DATA UNDER STUDY ▸
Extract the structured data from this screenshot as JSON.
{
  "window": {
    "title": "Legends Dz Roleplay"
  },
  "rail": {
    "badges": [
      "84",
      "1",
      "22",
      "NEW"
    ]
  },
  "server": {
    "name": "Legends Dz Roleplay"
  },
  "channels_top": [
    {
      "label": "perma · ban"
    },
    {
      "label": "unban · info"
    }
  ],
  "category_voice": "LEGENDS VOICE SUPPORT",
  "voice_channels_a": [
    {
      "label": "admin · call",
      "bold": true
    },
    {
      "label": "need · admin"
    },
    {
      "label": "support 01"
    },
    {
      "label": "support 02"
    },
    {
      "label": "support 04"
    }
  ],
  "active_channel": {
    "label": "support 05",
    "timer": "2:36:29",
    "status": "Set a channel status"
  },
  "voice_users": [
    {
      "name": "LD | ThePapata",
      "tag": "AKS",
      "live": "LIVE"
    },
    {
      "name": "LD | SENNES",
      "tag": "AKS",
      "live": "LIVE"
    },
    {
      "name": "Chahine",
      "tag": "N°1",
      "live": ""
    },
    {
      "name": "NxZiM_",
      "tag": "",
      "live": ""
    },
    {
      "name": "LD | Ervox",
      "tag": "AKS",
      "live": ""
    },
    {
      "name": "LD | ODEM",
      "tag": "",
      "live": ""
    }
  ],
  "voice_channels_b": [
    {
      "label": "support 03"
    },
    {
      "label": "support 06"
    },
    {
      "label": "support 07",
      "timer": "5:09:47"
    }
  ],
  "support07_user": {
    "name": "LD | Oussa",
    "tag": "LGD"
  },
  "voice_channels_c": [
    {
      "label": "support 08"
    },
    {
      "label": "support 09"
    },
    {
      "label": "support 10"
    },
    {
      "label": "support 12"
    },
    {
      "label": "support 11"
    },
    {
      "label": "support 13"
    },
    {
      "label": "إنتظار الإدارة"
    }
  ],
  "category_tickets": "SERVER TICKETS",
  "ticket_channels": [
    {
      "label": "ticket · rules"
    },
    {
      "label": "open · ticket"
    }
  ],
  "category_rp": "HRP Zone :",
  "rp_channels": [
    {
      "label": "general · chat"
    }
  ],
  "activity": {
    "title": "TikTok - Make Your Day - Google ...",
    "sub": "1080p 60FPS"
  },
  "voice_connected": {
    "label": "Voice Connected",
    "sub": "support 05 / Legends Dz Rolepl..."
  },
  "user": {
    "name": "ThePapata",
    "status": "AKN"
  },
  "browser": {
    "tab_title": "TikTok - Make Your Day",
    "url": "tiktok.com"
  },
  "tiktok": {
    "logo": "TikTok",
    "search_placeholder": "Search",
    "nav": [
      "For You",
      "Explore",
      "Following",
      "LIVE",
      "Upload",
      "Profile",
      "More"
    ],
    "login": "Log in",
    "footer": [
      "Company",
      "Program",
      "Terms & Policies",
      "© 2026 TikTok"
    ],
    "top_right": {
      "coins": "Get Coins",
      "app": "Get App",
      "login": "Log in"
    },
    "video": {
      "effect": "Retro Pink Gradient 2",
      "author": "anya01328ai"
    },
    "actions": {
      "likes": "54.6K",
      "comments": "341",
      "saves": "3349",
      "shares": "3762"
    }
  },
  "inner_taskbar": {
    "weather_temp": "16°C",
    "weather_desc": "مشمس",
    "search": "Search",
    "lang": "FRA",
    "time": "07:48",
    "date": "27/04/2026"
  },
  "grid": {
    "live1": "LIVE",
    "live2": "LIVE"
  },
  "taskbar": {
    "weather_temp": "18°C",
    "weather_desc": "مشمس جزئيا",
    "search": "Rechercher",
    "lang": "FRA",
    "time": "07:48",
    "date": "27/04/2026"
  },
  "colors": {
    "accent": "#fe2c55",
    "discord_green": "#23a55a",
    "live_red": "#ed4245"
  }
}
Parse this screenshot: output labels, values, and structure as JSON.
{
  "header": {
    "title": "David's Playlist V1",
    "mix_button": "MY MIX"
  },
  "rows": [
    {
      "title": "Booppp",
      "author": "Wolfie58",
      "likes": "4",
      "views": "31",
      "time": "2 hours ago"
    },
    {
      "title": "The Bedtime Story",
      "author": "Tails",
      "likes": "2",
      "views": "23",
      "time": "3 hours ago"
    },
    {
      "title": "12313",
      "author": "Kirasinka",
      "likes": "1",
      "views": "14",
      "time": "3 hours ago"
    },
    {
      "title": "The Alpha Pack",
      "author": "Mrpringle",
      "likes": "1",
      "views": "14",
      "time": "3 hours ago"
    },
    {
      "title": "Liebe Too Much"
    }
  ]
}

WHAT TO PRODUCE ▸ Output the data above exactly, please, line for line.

OUTPUT FOR THIS TASK ▸
Extract the structured data from this screenshot as JSON.
{
  "window": {
    "title": "Legends Dz Roleplay"
  },
  "rail": {
    "badges": [
      "84",
      "1",
      "22",
      "NEW"
    ]
  },
  "server": {
    "name": "Legends Dz Roleplay"
  },
  "channels_top": [
    {
      "label": "perma · ban"
    },
    {
      "label": "unban · info"
    }
  ],
  "category_voice": "LEGENDS VOICE SUPPORT",
  "voice_channels_a": [
    {
      "label": "admin · call",
      "bold": true
    },
    {
      "label": "need · admin"
    },
    {
      "label": "support 01"
    },
    {
      "label": "support 02"
    },
    {
      "label": "support 04"
    }
  ],
  "active_channel": {
    "label": "support 05",
    "timer": "2:36:29",
    "status": "Set a channel status"
  },
  "voice_users": [
    {
      "name": "LD | ThePapata",
      "tag": "AKS",
      "live": "LIVE"
    },
    {
      "name": "LD | SENNES",
      "tag": "AKS",
      "live": "LIVE"
    },
    {
      "name": "Chahine",
      "tag": "N°1",
      "live": ""
    },
    {
      "name": "NxZiM_",
      "tag": "",
      "live": ""
    },
    {
      "name": "LD | Ervox",
      "tag": "AKS",
      "live": ""
    },
    {
      "name": "LD | ODEM",
      "tag": "",
      "live": ""
    }
  ],
  "voice_channels_b": [
    {
      "label": "support 03"
    },
    {
      "label": "support 06"
    },
    {
      "label": "support 07",
      "timer": "5:09:47"
    }
  ],
  "support07_user": {
    "name": "LD | Oussa",
    "tag": "LGD"
  },
  "voice_channels_c": [
    {
      "label": "support 08"
    },
    {
      "label": "support 09"
    },
    {
      "label": "support 10"
    },
    {
      "label": "support 12"
    },
    {
      "label": "support 11"
    },
    {
      "label": "support 13"
    },
    {
      "label": "إنتظار الإدارة"
    }
  ],
  "category_tickets": "SERVER TICKETS",
  "ticket_channels": [
    {
      "label": "ticket · rules"
    },
    {
      "label": "open · ticket"
    }
  ],
  "category_rp": "HRP Zone :",
  "rp_channels": [
    {
      "label": "general · chat"
    }
  ],
  "activity": {
    "title": "TikTok - Make Your Day - Google ...",
    "sub": "1080p 60FPS"
  },
  "voice_connected": {
    "label": "Voice Connected",
    "sub": "support 05 / Legends Dz Rolepl..."
  },
  "user": {
    "name": "ThePapata",
    "status": "AKN"
  },
  "browser": {
    "tab_title": "TikTok - Make Your Day",
    "url": "tiktok.com"
  },
  "tiktok": {
    "logo": "TikTok",
    "search_placeholder": "Search",
    "nav": [
      "For You",
      "Explore",
      "Following",
      "LIVE",
      "Upload",
      "Profile",
      "More"
    ],
    "login": "Log in",
    "footer": [
      "Company",
      "Program",
      "Terms & Policies",
      "© 2026 TikTok"
    ],
    "top_right": {
      "coins": "Get Coins",
      "app": "Get App",
      "login": "Log in"
    },
    "video": {
      "effect": "Retro Pink Gradient 2",
      "author": "anya01328ai"
    },
    "actions": {
      "likes": "54.6K",
      "comments": "341",
      "saves": "3349",
      "shares": "3762"
    }
  },
  "inner_taskbar": {
    "weather_temp": "16°C",
    "weather_desc": "مشمس",
    "search": "Search",
    "lang": "FRA",
    "time": "07:48",
    "date": "27/04/2026"
  },
  "grid": {
    "live1": "LIVE",
    "live2": "LIVE"
  },
  "taskbar": {
    "weather_temp": "18°C",
    "weather_desc": "مشمس جزئيا",
    "search": "Rechercher",
    "lang": "FRA",
    "time": "07:48",
    "date": "27/04/2026"
  },
  "colors": {
    "accent": "#fe2c55",
    "discord_green": "#23a55a",
    "live_red": "#ed4245"
  }
}
Parse this screenshot: output labels, values, and structure as JSON.
{
  "header": {
    "title": "David's Playlist V1",
    "mix_button": "MY MIX"
  },
  "rows": [
    {
      "title": "Booppp",
      "author": "Wolfie58",
      "likes": "4",
      "views": "31",
      "time": "2 hours ago"
    },
    {
      "title": "The Bedtime Story",
      "author": "Tails",
      "likes": "2",
      "views": "23",
      "time": "3 hours ago"
    },
    {
      "title": "12313",
      "author": "Kirasinka",
      "likes": "1",
      "views": "14",
      "time": "3 hours ago"
    },
    {
      "title": "The Alpha Pack",
      "author": "Mrpringle",
      "likes": "1",
      "views": "14",
      "time": "3 hours ago"
    },
    {
      "title": "Liebe Too Much"
    }
  ]
}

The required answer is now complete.